::: DATA LISTING :::

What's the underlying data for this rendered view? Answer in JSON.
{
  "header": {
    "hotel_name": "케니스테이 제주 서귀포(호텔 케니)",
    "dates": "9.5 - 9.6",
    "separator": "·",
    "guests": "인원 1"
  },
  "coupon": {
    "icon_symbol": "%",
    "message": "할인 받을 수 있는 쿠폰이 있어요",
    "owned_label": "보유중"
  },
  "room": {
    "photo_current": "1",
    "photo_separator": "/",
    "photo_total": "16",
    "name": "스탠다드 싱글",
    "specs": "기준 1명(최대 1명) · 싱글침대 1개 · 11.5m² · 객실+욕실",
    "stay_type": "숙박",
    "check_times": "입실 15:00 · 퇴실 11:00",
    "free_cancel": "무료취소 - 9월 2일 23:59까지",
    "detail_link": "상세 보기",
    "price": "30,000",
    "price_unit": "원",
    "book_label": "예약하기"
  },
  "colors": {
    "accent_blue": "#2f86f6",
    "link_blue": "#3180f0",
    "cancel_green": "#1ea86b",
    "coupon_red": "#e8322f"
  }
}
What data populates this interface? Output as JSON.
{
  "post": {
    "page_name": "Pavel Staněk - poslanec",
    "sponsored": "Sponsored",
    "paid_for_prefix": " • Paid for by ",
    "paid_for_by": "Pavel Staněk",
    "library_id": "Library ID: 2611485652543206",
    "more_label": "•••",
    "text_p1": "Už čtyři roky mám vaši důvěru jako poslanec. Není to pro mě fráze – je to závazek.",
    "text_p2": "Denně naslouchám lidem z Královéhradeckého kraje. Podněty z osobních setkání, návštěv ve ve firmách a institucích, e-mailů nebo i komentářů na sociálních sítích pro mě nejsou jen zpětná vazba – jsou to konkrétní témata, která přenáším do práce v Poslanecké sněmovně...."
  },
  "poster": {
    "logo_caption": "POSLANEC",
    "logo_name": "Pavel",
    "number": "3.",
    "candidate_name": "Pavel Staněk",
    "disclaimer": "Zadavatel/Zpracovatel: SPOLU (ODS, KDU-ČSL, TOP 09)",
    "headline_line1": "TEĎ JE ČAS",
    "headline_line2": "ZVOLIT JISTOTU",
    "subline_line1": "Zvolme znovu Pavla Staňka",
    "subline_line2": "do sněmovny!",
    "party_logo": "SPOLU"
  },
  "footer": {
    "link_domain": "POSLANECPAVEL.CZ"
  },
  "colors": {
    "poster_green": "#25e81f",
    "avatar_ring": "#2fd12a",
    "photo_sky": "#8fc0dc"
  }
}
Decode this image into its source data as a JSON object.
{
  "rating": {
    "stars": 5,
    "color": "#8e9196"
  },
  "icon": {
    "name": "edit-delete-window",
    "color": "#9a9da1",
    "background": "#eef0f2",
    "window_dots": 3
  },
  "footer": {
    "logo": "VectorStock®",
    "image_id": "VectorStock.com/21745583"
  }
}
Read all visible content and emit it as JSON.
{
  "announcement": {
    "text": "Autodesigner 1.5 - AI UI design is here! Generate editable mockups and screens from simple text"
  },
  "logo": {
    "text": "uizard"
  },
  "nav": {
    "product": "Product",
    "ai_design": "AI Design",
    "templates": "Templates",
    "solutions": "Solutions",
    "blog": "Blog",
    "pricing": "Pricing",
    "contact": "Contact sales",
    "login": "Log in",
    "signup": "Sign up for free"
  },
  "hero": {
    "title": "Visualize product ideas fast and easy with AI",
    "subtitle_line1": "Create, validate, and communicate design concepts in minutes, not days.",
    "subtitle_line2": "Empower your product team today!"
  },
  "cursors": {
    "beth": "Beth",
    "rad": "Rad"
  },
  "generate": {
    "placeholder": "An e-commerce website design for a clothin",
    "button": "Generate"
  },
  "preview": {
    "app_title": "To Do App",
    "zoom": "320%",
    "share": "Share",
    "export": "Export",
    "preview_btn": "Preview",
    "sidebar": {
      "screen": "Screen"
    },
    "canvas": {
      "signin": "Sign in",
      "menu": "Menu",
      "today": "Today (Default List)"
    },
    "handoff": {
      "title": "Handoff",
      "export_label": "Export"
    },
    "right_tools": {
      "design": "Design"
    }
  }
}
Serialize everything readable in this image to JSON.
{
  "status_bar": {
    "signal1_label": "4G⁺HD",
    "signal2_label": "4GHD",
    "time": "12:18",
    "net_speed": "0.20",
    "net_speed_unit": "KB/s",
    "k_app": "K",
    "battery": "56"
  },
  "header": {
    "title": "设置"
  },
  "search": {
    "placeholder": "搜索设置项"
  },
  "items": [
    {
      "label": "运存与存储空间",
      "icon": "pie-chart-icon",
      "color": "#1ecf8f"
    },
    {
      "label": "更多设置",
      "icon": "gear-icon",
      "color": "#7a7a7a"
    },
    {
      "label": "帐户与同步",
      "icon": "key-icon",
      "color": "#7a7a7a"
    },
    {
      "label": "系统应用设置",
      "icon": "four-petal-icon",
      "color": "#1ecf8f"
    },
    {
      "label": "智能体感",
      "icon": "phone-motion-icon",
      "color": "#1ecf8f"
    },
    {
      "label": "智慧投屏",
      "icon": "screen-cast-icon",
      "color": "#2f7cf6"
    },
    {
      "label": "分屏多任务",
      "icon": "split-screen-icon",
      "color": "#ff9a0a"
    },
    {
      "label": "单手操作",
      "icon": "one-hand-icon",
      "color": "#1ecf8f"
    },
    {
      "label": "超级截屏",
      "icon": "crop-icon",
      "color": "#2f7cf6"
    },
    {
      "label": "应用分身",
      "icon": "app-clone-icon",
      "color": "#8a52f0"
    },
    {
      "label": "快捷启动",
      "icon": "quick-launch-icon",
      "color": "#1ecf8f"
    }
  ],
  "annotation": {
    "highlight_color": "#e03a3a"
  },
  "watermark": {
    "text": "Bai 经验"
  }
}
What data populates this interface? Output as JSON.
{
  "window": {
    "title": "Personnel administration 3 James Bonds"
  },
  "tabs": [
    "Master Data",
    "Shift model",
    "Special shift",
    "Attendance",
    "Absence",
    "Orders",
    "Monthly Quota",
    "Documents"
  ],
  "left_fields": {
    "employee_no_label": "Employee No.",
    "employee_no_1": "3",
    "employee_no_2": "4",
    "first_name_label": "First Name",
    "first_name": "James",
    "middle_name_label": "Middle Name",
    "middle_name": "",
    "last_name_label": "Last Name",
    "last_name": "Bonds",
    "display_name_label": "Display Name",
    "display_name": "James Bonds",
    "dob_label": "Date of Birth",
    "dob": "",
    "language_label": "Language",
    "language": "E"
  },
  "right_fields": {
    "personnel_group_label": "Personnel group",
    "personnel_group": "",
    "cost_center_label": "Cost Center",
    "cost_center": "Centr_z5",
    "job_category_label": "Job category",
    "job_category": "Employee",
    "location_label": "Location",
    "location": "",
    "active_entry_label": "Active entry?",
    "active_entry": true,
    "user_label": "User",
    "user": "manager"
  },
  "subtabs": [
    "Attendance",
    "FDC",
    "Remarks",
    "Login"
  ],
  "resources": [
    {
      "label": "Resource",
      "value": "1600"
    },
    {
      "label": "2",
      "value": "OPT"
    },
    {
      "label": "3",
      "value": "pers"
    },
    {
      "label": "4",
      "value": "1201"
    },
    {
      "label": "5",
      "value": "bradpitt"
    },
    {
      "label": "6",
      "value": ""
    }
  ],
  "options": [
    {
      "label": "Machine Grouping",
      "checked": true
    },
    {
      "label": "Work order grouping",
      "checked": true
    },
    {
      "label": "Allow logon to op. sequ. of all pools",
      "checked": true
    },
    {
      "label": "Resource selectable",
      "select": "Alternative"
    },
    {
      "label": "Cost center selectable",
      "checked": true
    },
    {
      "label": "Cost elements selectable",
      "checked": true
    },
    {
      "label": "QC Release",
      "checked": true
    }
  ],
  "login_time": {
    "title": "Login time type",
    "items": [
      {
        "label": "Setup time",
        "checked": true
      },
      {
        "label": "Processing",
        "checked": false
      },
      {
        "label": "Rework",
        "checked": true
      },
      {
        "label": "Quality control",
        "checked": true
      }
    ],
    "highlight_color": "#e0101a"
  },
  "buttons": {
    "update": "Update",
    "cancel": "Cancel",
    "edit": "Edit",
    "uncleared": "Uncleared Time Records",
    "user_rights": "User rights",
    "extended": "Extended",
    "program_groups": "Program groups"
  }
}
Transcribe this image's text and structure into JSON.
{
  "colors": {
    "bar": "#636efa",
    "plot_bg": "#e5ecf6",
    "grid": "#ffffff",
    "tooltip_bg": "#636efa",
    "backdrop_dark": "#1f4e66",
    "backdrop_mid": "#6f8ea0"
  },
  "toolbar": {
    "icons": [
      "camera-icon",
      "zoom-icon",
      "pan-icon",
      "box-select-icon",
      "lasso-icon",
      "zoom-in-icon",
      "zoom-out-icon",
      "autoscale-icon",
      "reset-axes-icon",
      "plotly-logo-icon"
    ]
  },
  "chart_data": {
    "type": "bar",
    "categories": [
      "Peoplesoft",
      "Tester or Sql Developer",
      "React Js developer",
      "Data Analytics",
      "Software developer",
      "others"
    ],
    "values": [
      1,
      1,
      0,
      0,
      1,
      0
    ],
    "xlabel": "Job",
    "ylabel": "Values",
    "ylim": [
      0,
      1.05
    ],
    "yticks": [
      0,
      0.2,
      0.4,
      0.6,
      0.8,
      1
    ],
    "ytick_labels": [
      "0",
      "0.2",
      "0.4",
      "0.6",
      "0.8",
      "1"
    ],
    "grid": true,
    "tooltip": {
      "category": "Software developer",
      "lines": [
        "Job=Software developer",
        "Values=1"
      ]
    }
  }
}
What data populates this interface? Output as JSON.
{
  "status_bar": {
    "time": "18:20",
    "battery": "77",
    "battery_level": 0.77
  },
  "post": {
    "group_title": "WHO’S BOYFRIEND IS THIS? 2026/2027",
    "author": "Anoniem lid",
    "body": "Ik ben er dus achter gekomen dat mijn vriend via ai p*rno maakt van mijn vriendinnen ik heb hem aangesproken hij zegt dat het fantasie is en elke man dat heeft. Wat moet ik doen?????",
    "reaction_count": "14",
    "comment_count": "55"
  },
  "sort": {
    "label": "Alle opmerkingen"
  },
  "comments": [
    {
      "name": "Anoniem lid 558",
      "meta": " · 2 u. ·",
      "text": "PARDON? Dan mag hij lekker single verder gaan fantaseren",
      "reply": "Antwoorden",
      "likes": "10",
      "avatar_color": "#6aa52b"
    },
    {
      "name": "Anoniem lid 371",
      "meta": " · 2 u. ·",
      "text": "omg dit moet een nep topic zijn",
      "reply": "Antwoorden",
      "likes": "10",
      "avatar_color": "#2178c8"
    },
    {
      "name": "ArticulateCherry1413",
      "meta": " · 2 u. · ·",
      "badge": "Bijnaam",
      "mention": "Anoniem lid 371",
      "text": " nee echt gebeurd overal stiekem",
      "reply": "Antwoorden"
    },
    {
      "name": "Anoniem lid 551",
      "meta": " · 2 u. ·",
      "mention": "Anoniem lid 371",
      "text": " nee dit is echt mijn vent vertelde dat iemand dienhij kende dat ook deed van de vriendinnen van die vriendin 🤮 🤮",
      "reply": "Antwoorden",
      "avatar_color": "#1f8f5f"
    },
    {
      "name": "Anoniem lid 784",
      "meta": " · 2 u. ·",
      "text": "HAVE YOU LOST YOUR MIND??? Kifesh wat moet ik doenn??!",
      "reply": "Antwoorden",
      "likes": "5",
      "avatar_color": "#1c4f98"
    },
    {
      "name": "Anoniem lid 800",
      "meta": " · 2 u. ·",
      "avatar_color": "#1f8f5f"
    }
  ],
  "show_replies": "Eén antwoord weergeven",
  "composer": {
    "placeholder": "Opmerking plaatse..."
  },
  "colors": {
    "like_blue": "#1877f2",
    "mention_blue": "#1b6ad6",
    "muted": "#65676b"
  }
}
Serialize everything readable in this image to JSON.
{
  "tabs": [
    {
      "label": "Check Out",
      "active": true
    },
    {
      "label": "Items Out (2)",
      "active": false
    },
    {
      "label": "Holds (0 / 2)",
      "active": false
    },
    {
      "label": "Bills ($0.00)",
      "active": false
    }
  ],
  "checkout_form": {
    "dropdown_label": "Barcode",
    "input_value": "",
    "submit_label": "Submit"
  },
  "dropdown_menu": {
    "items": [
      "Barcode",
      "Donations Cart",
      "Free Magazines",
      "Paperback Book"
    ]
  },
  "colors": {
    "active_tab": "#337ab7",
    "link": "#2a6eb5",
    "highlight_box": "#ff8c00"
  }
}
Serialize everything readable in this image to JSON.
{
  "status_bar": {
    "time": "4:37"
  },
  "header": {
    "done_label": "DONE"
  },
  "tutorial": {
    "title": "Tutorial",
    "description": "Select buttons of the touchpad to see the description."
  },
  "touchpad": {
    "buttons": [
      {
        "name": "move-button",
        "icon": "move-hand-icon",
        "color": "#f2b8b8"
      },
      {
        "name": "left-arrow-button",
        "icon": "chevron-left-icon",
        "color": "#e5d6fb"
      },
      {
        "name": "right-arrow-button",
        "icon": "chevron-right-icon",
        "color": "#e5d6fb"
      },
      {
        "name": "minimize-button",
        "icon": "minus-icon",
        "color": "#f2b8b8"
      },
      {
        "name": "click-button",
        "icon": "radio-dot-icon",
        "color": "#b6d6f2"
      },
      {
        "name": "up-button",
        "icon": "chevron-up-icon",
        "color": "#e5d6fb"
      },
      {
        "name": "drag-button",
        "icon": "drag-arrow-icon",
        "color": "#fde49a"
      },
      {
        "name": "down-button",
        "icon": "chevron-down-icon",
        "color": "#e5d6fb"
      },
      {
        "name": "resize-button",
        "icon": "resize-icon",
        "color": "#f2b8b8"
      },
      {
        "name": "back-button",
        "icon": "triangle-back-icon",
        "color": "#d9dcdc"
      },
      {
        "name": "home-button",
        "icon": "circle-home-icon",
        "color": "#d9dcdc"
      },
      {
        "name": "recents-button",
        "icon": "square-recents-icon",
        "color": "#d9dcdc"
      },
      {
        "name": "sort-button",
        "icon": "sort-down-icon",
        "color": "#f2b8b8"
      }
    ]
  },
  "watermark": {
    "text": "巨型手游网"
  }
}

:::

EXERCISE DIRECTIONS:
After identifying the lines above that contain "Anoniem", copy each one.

ANSWER:
    "author": "Anoniem lid",
      "name": "Anoniem lid 558",
      "name": "Anoniem lid 371",
      "mention": "Anoniem lid 371",
      "name": "Anoniem lid 551",
      "mention": "Anoniem lid 371",
      "name": "Anoniem lid 784",
      "name": "Anoniem lid 800",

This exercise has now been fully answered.